The hoops pub tied tenants need to jump through to access MRO are also steeped in costs. While going free-of-tie can be ultimately rewarding, the question to consider is whether you are prepared for the cost?
When your rent comes up for review, what information do you need to negotiate a new deal and what is most important in making the case for a more competitive rent? Here, we also take a look at what you need to do when considering a rent deal for a new...
Much has been said and written about the implications of reform of the tenanted and leased pubs market. But, to misquote Mark Twain, reports about the demise of the sector appear to have been greatly exaggerated
Lease renewals are a vital part of a publican’s business development, but procedures under the Landlord and Tenant Act are fraught with potential problems and shouldn’t be embarked on without the benefit of professional advice.
Controversy has stalked the pubs code at every stage. But one of the most confusing elements is licensees’ access to the market-rent-only (MRO) option. Here, we look at how this part of the legislation is progressing, or not, in some cases.

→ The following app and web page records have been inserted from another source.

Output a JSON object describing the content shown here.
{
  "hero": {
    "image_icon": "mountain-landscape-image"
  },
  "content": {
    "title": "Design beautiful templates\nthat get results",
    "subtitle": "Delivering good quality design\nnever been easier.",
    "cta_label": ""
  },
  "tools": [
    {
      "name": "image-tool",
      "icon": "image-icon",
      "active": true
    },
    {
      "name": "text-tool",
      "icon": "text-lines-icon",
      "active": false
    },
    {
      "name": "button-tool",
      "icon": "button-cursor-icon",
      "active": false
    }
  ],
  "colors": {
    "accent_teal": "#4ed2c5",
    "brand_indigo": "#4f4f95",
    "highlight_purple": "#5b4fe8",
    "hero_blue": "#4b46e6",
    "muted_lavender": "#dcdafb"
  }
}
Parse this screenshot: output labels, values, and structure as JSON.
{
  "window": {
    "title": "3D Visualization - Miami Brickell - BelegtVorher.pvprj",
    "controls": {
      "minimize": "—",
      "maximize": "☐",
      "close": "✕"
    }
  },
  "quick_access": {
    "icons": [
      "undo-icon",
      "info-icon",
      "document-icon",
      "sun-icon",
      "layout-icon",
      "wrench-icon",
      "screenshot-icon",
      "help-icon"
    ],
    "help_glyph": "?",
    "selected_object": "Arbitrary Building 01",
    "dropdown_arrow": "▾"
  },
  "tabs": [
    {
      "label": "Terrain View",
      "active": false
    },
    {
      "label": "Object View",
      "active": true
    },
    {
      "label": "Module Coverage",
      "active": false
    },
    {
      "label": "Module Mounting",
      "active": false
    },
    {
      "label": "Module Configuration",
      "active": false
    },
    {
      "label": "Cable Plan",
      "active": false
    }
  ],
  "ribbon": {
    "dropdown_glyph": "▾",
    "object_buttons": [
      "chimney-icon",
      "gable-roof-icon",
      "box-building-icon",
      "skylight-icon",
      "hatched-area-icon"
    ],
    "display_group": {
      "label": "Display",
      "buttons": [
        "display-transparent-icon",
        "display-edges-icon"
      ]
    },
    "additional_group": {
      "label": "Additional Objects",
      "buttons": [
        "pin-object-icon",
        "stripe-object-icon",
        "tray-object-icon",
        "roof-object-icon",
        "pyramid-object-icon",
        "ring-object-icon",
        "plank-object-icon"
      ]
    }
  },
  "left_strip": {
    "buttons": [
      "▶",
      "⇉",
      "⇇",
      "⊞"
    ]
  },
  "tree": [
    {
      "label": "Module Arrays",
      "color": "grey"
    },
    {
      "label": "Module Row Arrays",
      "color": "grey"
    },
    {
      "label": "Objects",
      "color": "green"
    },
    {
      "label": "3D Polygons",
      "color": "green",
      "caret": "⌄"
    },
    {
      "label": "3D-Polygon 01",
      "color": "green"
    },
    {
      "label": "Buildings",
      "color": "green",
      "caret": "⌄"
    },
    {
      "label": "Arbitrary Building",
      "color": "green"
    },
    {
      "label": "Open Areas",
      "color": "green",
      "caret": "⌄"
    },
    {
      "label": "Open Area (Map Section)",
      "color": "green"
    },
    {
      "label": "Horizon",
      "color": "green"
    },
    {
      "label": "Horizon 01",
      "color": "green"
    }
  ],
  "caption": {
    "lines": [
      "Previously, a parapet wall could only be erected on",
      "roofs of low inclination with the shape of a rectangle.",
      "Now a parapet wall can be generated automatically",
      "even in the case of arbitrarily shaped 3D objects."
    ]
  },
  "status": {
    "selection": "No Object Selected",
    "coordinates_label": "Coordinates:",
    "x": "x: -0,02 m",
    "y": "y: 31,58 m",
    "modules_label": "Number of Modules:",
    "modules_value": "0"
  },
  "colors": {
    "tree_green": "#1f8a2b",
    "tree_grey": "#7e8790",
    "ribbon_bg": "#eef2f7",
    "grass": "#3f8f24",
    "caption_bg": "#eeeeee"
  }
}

Your knowledge of the pub business and how much money you have to spend are key factors in deciding whether you come into the trade on a tenancy, lease or a freehold. It is crucial to get it right first time
Property valuers believe licensees think their pubs are worth more than they actually are, the market is less buoyant than a year ago and almost all say leasehold prices will not increase in the coming 12 months.
Pub-owning businesses (POBs) are blocking tied tenants’ access to the market rent only option (MRO) and going against the spirit of the pubs code, according to a report commissioned by the pubs code adjudicator’s office.
Turnover forecasts for newly leased pubs have risen by 14% for the next two years due to “improved business confidence”, according to the latest data from the Royal Institute of Chartered Surveyors (RICS).
Figures released by pubs code adjudicator (PCA) Paul Newby show that there have been, on average, more than 20 requests for him to step in and adjudicate every month since the pubs code became law six months ago.